Backstory-withholding is an overused trick in indie dramas, but Lonergan doesn’t do it here to play coy, or to hook the audience on a mystery. If anything, the delayed reveal is a risky maneuver, because Lee’s too reticent and surly at the start of “Manchester by the Sea” to be all that engaging, and the situation he’s in — handling funeral arrangements and estate-planning — isn’t exactly the stuff of gripping drama. Once everything’s on the table though, Lee becomes, if not wholly sympathetic, then at least more fascinating.
Also, while a lot of indies parcel out the hidden backstory via third-act monologues, “Manchester by the Sea” stages complete little vignettes, which don’t just tell what happened but also fill in the larger context of the Chandlers’ world. One of the things that sets Lonergan apart from other dramatists is that he’s preoccupied by details that often get missed in stories like this. For example, rather than just having Lee and Patrick argue about the move to Boston while walking down a street, Lonergan has them shiver through the bitter cold and forget where they parked their car — two factors that both extend the conversation and make it more tense. The movie is filled with little bits of behavior, dialogue, and set-design that give everything a more lived-in feel.
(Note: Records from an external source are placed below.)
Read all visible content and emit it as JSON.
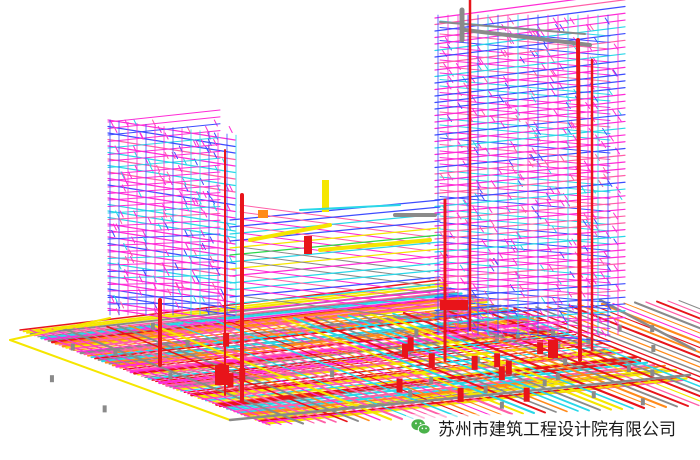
{
  "watermark": {
    "icon": "wechat-icon",
    "text": "苏州市建筑工程设计院有限公司"
  },
  "colors": {
    "background": "#ffffff",
    "magenta_pipe": "#ff2bd6",
    "pink_pipe": "#ff5fa8",
    "cyan_pipe": "#29d7e8",
    "blue_pipe": "#3d4cff",
    "yellow_pipe": "#f5e600",
    "red_pipe": "#e8141a",
    "green_pipe": "#2bd84a",
    "orange_pipe": "#ff8a1a",
    "gray_pipe": "#8a8a8a"
  }
}
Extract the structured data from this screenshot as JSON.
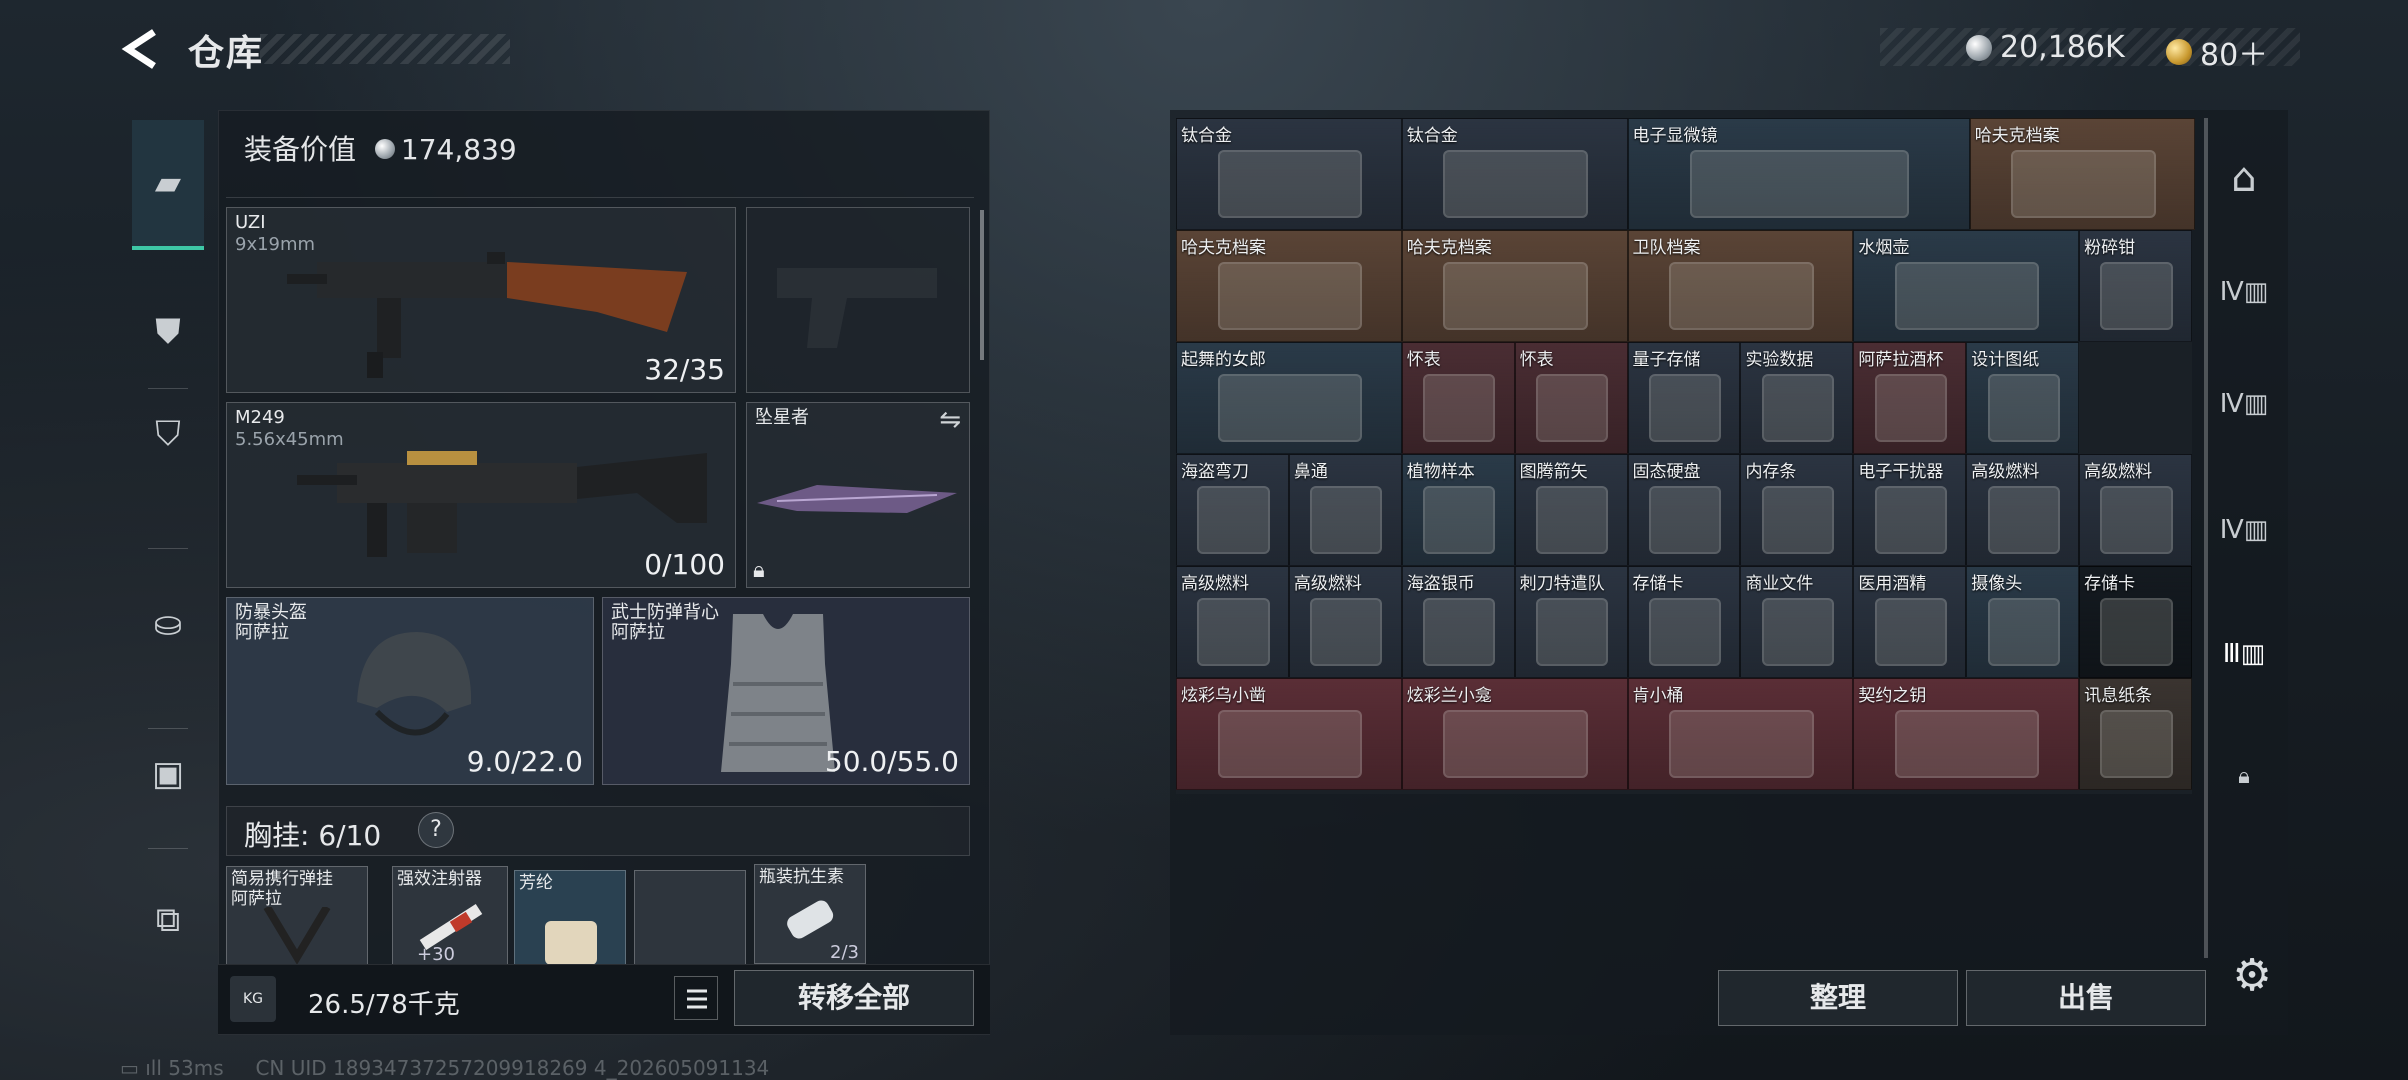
{
  "header": {
    "title": "仓库",
    "silver": "20,186K",
    "gold": "80＋"
  },
  "equipment": {
    "value_label": "装备价值",
    "value": "174,839",
    "primary": {
      "name": "UZI",
      "ammo": "9x19mm",
      "count": "32/35"
    },
    "secondary": {
      "name": "M249",
      "ammo": "5.56x45mm",
      "count": "0/100"
    },
    "melee": {
      "name": "坠星者"
    },
    "helmet": {
      "name": "防暴头盔",
      "brand": "阿萨拉",
      "durability": "9.0/22.0"
    },
    "armor": {
      "name": "武士防弹背心",
      "brand": "阿萨拉",
      "durability": "50.0/55.0"
    },
    "chest": {
      "label": "胸挂:",
      "count": "6/10",
      "help": "?"
    },
    "chest_items": [
      {
        "name": "简易携行弹挂",
        "sub": "阿萨拉"
      },
      {
        "name": "强效注射器",
        "sub": "",
        "count": "+30"
      },
      {
        "name": "芳纶",
        "sub": ""
      },
      {
        "name": "",
        "sub": ""
      },
      {
        "name": "瓶装抗生素",
        "sub": "",
        "count": "2/3"
      }
    ]
  },
  "footer_bar": {
    "kg": "KG",
    "weight": "26.5/78千克",
    "transfer": "转移全部"
  },
  "stash": {
    "items": [
      {
        "label": "钛合金",
        "color": "#2b3441"
      },
      {
        "label": "钛合金",
        "color": "#2b3441"
      },
      {
        "label": "电子显微镜",
        "color": "#2a3a48"
      },
      {
        "label": "哈夫克档案",
        "color": "#5a4436"
      },
      {
        "label": "哈夫克档案",
        "color": "#5a4436"
      },
      {
        "label": "哈夫克档案",
        "color": "#5a4436"
      },
      {
        "label": "卫队档案",
        "color": "#5a4436"
      },
      {
        "label": "水烟壶",
        "color": "#2a3a48"
      },
      {
        "label": "粉碎钳",
        "color": "#2b3441"
      },
      {
        "label": "起舞的女郎",
        "color": "#2a3a48"
      },
      {
        "label": "怀表",
        "color": "#4a2d33"
      },
      {
        "label": "怀表",
        "color": "#4a2d33"
      },
      {
        "label": "量子存储",
        "color": "#2b3441"
      },
      {
        "label": "实验数据",
        "color": "#2b3441"
      },
      {
        "label": "阿萨拉酒杯",
        "color": "#4a2d33"
      },
      {
        "label": "设计图纸",
        "color": "#2a3a48"
      },
      {
        "label": "海盗弯刀",
        "color": "#2b3441"
      },
      {
        "label": "鼻通",
        "color": "#2b3441"
      },
      {
        "label": "植物样本",
        "color": "#2a3a48"
      },
      {
        "label": "图腾箭矢",
        "color": "#2b3441"
      },
      {
        "label": "固态硬盘",
        "color": "#2b3441"
      },
      {
        "label": "内存条",
        "color": "#2b3441"
      },
      {
        "label": "电子干扰器",
        "color": "#2b3441"
      },
      {
        "label": "高级燃料",
        "color": "#2b3441"
      },
      {
        "label": "高级燃料",
        "color": "#2b3441"
      },
      {
        "label": "高级燃料",
        "color": "#2b3441"
      },
      {
        "label": "高级燃料",
        "color": "#2b3441"
      },
      {
        "label": "海盗银币",
        "color": "#2b3441"
      },
      {
        "label": "刺刀特遣队",
        "color": "#2b3441"
      },
      {
        "label": "存储卡",
        "color": "#2b3441"
      },
      {
        "label": "商业文件",
        "color": "#2b3441"
      },
      {
        "label": "医用酒精",
        "color": "#2b3441"
      },
      {
        "label": "摄像头",
        "color": "#2a3a48"
      },
      {
        "label": "存储卡",
        "color": "#141a20"
      },
      {
        "label": "炫彩乌小凿",
        "color": "#5a2e36"
      },
      {
        "label": "炫彩兰小龛",
        "color": "#5a2e36"
      },
      {
        "label": "肯小桶",
        "color": "#5a2e36"
      },
      {
        "label": "契约之钥",
        "color": "#5a2e36"
      },
      {
        "label": "讯息纸条",
        "color": "#3a3430"
      }
    ],
    "sort_button": "整理",
    "sell_button": "出售"
  },
  "status": {
    "ping": "53ms",
    "uid": "CN UID 18934737257209918269 4_202605091134"
  }
}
At times, “Manchester by the Sea” is shaggy to a fault. There’s probably a good half-hour’s worth of scenes that are arguably superfluous, neither advancing the story nor delivering pertinent information. As was the case with “Margaret,” Lonergan sometimes seems to have trouble cutting out material that’s well-written and well-acted, but inessential. But also, as with “Margaret,” odds are that no two viewers would agree on what should go, because so many of those “pointless” scenes are also among the most poignant, or the funniest.
Give a lot of credit to Affleck, who’s on screen about 90% of the time. The actor has a difficult job in this film, playing someone who was once warm, charming, and full of life, but who now greets every new person or opportunity with a “whaddaya want from me” glare. A conventional drama would be about how Lee’s heart thaws as he becomes Patrick’s parent. Lonergan doesn’t give Affleck any of those kind of epiphanies, even though he surrounds him with characters who’d like nothing more than for him to open up and to let go of his past. Instead, Affleck maximizes the micro-moments, when the old Lee bubbles up to the surface for a minute or two.
The same could be said of the movie as a whole, which keeps piling up scenes that don’t seem to point toward any particular endpoint — which only makes the few emotional swells all the more overpowering. “You Can Count on Me” memorably ended with a simple scene on a park bench, where a brother and sister say goodbye and struggle to fit everything they need to express to each other into a few minutes and a few lines. The last 20 minutes of “Manchester by the Sea” is like one “You Can Count on Me” park bench scene after another — each more tear-jerking than the last.
Lonergan doesn’t push those beats too hard. But as his characters — and his viewers — begin to have some sense that the end is approaching, the movie’s seeming aimlessness becomes more fraught with meaning. By the time the film ends, we know so much about these people and their town that they don’t even need to articulate their feelings for us to understand them. If anything, as with that blank spot on the Chandler headstone, it’s what’s not said that says so much. [A-]